Task instructions: The full set of records must be set down verbatim.

Data supplied:

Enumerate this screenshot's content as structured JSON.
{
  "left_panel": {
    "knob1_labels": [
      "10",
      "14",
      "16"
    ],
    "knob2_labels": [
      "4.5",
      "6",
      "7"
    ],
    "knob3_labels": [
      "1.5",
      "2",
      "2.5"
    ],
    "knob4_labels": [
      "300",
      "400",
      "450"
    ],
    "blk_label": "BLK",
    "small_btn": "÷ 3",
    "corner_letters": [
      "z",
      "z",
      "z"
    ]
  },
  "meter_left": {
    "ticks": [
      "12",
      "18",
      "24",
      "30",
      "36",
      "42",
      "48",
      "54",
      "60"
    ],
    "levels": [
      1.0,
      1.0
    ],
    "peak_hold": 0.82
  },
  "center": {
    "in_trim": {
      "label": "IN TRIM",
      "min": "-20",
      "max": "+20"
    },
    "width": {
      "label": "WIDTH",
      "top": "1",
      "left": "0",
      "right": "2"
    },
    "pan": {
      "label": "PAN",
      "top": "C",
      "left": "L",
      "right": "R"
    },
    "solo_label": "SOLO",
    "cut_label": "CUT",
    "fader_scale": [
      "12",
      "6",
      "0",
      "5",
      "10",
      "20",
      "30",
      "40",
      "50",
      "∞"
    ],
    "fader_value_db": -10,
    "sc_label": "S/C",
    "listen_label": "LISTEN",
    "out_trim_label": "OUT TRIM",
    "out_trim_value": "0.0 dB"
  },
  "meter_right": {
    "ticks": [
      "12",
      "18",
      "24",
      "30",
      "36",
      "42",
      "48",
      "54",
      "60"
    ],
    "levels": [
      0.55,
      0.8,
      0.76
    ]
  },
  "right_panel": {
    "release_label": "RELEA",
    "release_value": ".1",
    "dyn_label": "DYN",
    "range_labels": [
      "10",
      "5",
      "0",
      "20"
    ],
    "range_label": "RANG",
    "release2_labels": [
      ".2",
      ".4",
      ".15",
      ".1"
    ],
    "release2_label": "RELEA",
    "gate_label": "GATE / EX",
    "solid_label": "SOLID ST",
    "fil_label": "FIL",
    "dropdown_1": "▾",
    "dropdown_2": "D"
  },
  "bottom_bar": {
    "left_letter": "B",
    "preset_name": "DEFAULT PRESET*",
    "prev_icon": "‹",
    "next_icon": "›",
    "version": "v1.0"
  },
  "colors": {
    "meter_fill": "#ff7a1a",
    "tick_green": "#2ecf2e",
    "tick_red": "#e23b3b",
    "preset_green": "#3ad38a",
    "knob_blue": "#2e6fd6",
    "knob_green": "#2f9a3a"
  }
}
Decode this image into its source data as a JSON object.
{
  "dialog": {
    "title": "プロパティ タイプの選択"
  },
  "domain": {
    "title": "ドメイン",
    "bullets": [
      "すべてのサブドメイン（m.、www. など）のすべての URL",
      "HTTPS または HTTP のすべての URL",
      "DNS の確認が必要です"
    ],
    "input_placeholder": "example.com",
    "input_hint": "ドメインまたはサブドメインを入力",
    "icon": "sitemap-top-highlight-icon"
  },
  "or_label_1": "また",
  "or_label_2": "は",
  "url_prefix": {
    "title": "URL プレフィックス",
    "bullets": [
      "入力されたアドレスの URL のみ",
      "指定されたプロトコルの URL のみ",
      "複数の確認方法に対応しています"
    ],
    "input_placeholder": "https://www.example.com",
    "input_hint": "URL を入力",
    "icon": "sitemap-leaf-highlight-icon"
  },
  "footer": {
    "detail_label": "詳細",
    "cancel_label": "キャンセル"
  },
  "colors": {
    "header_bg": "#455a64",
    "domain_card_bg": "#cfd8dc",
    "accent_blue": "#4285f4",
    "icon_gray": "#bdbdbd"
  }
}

Output below:
Enumerate this screenshot's content as structured JSON.
{
  "left_panel": {
    "knob1_labels": [
      "10",
      "14",
      "16"
    ],
    "knob2_labels": [
      "4.5",
      "6",
      "7"
    ],
    "knob3_labels": [
      "1.5",
      "2",
      "2.5"
    ],
    "knob4_labels": [
      "300",
      "400",
      "450"
    ],
    "blk_label": "BLK",
    "small_btn": "÷ 3",
    "corner_letters": [
      "z",
      "z",
      "z"
    ]
  },
  "meter_left": {
    "ticks": [
      "12",
      "18",
      "24",
      "30",
      "36",
      "42",
      "48",
      "54",
      "60"
    ],
    "levels": [
      1.0,
      1.0
    ],
    "peak_hold": 0.82
  },
  "center": {
    "in_trim": {
      "label": "IN TRIM",
      "min": "-20",
      "max": "+20"
    },
    "width": {
      "label": "WIDTH",
      "top": "1",
      "left": "0",
      "right": "2"
    },
    "pan": {
      "label": "PAN",
      "top": "C",
      "left": "L",
      "right": "R"
    },
    "solo_label": "SOLO",
    "cut_label": "CUT",
    "fader_scale": [
      "12",
      "6",
      "0",
      "5",
      "10",
      "20",
      "30",
      "40",
      "50",
      "∞"
    ],
    "fader_value_db": -10,
    "sc_label": "S/C",
    "listen_label": "LISTEN",
    "out_trim_label": "OUT TRIM",
    "out_trim_value": "0.0 dB"
  },
  "meter_right": {
    "ticks": [
      "12",
      "18",
      "24",
      "30",
      "36",
      "42",
      "48",
      "54",
      "60"
    ],
    "levels": [
      0.55,
      0.8,
      0.76
    ]
  },
  "right_panel": {
    "release_label": "RELEA",
    "release_value": ".1",
    "dyn_label": "DYN",
    "range_labels": [
      "10",
      "5",
      "0",
      "20"
    ],
    "range_label": "RANG",
    "release2_labels": [
      ".2",
      ".4",
      ".15",
      ".1"
    ],
    "release2_label": "RELEA",
    "gate_label": "GATE / EX",
    "solid_label": "SOLID ST",
    "fil_label": "FIL",
    "dropdown_1": "▾",
    "dropdown_2": "D"
  },
  "bottom_bar": {
    "left_letter": "B",
    "preset_name": "DEFAULT PRESET*",
    "prev_icon": "‹",
    "next_icon": "›",
    "version": "v1.0"
  },
  "colors": {
    "meter_fill": "#ff7a1a",
    "tick_green": "#2ecf2e",
    "tick_red": "#e23b3b",
    "preset_green": "#3ad38a",
    "knob_blue": "#2e6fd6",
    "knob_green": "#2f9a3a"
  }
}
Decode this image into its source data as a JSON object.
{
  "dialog": {
    "title": "プロパティ タイプの選択"
  },
  "domain": {
    "title": "ドメイン",
    "bullets": [
      "すべてのサブドメイン（m.、www. など）のすべての URL",
      "HTTPS または HTTP のすべての URL",
      "DNS の確認が必要です"
    ],
    "input_placeholder": "example.com",
    "input_hint": "ドメインまたはサブドメインを入力",
    "icon": "sitemap-top-highlight-icon"
  },
  "or_label_1": "また",
  "or_label_2": "は",
  "url_prefix": {
    "title": "URL プレフィックス",
    "bullets": [
      "入力されたアドレスの URL のみ",
      "指定されたプロトコルの URL のみ",
      "複数の確認方法に対応しています"
    ],
    "input_placeholder": "https://www.example.com",
    "input_hint": "URL を入力",
    "icon": "sitemap-leaf-highlight-icon"
  },
  "footer": {
    "detail_label": "詳細",
    "cancel_label": "キャンセル"
  },
  "colors": {
    "header_bg": "#455a64",
    "domain_card_bg": "#cfd8dc",
    "accent_blue": "#4285f4",
    "icon_gray": "#bdbdbd"
  }
}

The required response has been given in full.